The Transporter is still a new product. Last year, it was the subject of a successful Kickstarter campaign, and the company just started shipping Transporters in February of 2013. The company sent me a free review unit so that I could try out the product in advance of this sponsorship, and I just received a second free review unit so that I can test using one Transporter to store backup copies of folders. (One thing that every attorney in New Orleans learned during Hurricane Katrina is the importance of off-site backup.) While the software on my PC and my Mac works great, the iPhone/iPad app is still in beta testing and should be ready in a few weeks. Once the app is available and I have tried it out, I'll post about my experiences. For anyone like me who depends upon access to files on an iPad, that app is a critical part of the usefulness of the Transporter.
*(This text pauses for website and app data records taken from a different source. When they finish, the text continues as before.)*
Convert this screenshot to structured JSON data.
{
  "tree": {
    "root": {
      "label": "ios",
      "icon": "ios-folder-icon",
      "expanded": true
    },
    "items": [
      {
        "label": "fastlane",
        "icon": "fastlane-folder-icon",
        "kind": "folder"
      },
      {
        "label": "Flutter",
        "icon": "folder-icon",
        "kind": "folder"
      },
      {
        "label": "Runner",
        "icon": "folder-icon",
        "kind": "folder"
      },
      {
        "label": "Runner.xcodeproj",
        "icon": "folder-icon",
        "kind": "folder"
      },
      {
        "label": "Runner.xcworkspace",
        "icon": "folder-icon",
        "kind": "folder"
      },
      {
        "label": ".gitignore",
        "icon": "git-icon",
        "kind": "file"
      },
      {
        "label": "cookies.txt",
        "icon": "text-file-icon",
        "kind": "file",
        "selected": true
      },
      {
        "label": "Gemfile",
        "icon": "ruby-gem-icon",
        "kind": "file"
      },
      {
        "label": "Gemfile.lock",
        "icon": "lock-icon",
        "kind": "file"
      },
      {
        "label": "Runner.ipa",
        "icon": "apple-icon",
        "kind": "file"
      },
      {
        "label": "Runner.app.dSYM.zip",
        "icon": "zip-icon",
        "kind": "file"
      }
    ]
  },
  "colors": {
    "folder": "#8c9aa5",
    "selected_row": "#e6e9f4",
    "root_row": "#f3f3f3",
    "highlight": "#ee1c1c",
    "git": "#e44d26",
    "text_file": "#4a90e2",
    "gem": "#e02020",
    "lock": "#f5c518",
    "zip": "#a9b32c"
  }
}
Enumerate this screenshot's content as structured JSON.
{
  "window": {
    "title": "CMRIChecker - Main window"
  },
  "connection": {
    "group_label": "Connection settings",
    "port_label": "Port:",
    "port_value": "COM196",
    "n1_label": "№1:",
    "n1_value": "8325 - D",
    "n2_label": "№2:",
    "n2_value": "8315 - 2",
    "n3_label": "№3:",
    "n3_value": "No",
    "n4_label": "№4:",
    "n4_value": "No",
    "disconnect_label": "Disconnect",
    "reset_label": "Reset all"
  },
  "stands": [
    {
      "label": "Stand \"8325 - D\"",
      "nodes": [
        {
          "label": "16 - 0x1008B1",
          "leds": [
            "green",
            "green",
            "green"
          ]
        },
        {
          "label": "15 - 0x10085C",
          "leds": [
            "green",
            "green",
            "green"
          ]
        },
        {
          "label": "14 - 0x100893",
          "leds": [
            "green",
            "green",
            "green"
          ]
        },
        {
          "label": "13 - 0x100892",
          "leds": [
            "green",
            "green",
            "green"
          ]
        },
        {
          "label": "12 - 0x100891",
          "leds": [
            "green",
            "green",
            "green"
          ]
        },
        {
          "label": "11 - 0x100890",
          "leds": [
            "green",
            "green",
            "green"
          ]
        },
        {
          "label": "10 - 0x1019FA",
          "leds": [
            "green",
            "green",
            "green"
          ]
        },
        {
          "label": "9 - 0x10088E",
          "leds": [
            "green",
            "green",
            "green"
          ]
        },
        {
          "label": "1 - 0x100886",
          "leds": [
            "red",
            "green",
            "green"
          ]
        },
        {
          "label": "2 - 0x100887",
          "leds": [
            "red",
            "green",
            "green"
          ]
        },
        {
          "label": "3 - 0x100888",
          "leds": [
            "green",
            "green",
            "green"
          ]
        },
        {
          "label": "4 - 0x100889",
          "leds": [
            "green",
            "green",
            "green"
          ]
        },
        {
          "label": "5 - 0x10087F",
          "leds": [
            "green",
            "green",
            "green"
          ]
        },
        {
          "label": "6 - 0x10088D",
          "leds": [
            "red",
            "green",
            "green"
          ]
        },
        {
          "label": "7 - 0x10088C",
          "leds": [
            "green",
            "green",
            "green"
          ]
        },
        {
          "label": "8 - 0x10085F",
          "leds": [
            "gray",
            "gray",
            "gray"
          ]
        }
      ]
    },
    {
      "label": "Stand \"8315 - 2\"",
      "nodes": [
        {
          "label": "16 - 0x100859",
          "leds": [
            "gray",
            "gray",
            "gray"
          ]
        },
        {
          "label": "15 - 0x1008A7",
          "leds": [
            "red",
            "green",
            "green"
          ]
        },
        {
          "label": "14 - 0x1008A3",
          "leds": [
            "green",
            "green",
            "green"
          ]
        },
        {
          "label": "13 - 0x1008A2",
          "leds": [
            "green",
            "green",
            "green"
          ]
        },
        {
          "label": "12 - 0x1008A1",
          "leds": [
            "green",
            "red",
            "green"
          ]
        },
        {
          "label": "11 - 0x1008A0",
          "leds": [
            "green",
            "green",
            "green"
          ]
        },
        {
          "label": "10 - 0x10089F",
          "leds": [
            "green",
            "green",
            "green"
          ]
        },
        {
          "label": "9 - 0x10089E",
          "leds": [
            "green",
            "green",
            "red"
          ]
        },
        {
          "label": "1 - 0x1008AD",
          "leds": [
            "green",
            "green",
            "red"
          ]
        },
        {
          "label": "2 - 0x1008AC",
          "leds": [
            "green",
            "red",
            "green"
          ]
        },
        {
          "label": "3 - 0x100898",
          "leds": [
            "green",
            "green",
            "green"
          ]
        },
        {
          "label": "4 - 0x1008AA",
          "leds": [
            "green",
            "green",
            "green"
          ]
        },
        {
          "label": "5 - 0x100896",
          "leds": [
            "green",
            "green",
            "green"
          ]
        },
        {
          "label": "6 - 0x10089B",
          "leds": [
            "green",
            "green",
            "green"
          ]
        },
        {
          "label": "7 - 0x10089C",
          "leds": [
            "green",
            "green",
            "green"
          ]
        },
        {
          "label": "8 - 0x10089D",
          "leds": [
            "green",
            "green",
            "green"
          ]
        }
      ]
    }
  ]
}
But even though this product is new, I am very excited about it. In my one week of testing so far, it has worked great, and once the iOS app is released, the Transporter may well change the way that I work with files. Transporter offers the advantages of traditional cloud storage while offering much more storage at much less cost, provides the enhanced security of an external hard drive in your locked office, and allows you to use additional Transporters to get the same protection that you would otherwise have to pay for on a monhtly basis with an off-site storage company.
Thanks again to Connected Data for sponsoring iPhone J.D. this month, and kudos for coming up with such a useful product.
Click here to get Transporter from Connected Data ($199 - $399).
Click here to get Transporter from Amazon ($299 for 1TB or $399 for 2TB).